_Brief_
Report every line of the data where the string "heading" appears.

_Exercise material_
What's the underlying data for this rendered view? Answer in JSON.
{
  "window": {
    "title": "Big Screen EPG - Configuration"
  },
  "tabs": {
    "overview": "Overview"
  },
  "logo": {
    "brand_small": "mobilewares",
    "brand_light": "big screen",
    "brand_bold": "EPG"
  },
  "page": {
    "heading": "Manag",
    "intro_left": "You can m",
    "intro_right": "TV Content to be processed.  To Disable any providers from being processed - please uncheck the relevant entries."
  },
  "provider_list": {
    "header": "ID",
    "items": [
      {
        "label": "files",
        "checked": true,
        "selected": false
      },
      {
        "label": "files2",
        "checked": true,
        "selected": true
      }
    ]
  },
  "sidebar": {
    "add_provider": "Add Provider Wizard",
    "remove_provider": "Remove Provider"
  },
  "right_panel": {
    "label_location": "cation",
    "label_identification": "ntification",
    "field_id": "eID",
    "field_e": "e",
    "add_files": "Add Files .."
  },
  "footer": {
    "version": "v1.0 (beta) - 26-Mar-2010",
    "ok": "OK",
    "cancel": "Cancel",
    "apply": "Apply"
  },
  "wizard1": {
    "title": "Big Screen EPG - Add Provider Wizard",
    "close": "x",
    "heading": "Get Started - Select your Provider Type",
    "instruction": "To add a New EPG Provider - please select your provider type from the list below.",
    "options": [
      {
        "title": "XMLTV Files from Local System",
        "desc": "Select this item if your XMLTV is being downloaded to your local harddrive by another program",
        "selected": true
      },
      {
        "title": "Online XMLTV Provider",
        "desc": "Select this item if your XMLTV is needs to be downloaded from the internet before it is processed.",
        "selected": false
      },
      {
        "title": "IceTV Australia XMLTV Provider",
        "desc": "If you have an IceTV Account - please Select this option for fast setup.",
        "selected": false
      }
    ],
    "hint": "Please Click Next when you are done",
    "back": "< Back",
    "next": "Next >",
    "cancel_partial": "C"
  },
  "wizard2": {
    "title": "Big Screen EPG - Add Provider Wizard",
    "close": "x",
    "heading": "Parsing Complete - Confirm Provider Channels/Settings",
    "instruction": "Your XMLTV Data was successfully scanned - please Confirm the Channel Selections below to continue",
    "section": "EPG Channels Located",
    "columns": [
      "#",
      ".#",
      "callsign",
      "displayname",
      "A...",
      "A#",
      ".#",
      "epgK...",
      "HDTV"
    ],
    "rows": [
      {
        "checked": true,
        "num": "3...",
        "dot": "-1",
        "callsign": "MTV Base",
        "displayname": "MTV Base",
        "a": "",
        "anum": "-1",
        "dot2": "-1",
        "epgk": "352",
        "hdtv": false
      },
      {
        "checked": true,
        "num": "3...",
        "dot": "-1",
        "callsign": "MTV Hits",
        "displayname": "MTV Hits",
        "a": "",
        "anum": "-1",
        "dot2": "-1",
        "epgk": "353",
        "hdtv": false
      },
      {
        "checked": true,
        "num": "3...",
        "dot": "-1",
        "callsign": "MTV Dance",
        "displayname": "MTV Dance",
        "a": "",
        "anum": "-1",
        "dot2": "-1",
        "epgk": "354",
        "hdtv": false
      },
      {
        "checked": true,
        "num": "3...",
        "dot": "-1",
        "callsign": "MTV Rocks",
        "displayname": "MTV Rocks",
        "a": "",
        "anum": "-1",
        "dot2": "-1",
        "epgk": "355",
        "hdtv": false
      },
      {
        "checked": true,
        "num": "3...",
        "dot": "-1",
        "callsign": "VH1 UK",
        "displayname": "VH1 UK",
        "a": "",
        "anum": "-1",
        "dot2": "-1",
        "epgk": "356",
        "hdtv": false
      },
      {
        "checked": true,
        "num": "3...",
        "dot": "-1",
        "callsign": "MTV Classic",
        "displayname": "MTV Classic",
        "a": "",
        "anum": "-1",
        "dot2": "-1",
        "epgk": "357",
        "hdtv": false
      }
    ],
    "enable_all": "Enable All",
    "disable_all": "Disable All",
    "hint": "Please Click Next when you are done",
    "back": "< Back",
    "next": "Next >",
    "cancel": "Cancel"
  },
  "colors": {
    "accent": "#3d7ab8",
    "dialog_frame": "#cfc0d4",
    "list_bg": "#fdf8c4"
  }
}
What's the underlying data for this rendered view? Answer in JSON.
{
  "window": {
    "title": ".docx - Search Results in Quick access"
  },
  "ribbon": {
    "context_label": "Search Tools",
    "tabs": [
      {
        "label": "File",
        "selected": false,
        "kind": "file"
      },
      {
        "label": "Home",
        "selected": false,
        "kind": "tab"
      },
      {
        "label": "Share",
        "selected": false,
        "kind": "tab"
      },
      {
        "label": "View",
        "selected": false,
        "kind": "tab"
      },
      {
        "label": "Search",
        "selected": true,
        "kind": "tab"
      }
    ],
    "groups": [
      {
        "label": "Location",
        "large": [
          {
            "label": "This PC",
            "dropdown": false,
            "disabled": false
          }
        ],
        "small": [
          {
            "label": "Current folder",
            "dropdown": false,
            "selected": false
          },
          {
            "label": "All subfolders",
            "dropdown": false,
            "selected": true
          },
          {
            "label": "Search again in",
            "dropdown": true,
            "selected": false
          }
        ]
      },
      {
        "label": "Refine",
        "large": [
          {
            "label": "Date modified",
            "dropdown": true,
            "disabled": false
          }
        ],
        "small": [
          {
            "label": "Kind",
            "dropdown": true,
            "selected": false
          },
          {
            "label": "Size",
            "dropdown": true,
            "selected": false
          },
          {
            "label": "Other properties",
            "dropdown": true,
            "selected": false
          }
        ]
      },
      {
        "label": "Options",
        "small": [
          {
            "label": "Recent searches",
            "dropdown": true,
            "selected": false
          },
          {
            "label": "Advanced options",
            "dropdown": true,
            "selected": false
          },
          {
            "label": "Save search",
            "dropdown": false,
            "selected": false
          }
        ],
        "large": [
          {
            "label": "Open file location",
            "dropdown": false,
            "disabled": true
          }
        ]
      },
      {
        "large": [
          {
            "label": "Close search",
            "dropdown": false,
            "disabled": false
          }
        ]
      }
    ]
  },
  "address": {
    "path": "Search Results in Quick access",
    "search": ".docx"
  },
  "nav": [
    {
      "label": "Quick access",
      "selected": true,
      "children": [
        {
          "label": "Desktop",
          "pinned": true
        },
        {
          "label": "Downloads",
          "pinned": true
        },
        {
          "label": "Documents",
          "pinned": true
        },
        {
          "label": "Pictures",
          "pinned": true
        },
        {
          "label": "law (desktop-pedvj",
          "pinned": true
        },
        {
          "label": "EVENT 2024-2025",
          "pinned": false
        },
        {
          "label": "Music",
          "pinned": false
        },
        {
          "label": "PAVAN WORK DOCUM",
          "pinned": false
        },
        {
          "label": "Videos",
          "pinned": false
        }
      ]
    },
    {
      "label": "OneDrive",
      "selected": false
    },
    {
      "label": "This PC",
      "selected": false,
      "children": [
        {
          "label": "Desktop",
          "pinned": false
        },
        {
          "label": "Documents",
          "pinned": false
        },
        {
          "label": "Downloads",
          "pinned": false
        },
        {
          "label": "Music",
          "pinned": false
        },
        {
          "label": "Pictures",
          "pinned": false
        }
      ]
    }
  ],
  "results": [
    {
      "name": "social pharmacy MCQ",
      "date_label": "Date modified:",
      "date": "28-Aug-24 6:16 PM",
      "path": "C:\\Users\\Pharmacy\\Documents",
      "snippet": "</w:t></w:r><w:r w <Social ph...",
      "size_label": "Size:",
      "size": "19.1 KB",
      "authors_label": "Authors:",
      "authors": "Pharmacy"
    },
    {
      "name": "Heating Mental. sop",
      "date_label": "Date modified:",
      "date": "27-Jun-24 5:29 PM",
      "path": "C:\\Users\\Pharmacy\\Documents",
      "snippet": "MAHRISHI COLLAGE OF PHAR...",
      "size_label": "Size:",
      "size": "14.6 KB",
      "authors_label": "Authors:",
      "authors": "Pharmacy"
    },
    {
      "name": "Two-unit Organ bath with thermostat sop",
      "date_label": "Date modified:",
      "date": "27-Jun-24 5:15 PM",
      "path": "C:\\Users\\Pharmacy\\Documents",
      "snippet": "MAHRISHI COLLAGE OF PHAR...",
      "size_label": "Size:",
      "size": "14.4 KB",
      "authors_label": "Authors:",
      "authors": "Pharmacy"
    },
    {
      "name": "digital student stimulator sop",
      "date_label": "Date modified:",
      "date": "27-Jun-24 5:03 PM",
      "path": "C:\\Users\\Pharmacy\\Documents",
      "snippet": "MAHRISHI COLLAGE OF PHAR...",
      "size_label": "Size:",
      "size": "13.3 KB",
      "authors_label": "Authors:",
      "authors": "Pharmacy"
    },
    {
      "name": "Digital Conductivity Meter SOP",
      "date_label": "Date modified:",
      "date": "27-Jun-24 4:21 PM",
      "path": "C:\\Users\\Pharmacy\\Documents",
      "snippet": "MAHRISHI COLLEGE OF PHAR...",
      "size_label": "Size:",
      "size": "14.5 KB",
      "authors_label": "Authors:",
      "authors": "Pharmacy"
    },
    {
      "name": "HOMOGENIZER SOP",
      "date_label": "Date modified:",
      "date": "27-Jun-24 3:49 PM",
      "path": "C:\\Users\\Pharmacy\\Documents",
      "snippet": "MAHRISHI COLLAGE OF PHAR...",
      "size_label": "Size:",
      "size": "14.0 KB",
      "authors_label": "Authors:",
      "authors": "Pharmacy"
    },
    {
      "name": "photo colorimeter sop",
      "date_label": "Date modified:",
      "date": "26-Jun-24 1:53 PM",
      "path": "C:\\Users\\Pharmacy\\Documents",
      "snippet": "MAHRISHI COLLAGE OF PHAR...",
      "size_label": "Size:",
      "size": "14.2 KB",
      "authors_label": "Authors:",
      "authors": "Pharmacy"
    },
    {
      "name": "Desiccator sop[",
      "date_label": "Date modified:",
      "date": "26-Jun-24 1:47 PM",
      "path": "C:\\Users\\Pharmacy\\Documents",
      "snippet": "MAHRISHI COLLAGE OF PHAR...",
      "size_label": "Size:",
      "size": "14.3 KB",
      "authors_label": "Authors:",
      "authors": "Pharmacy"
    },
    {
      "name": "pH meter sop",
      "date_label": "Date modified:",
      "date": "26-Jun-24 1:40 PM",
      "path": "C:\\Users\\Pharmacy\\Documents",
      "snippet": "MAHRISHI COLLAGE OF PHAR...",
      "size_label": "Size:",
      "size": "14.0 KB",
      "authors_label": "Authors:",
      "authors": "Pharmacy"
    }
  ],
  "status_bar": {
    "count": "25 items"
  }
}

_Solution to this problem_
    "heading": "Manag",
    "heading": "Get Started - Select your Provider Type",
    "heading": "Parsing Complete - Confirm Provider Channels/Settings",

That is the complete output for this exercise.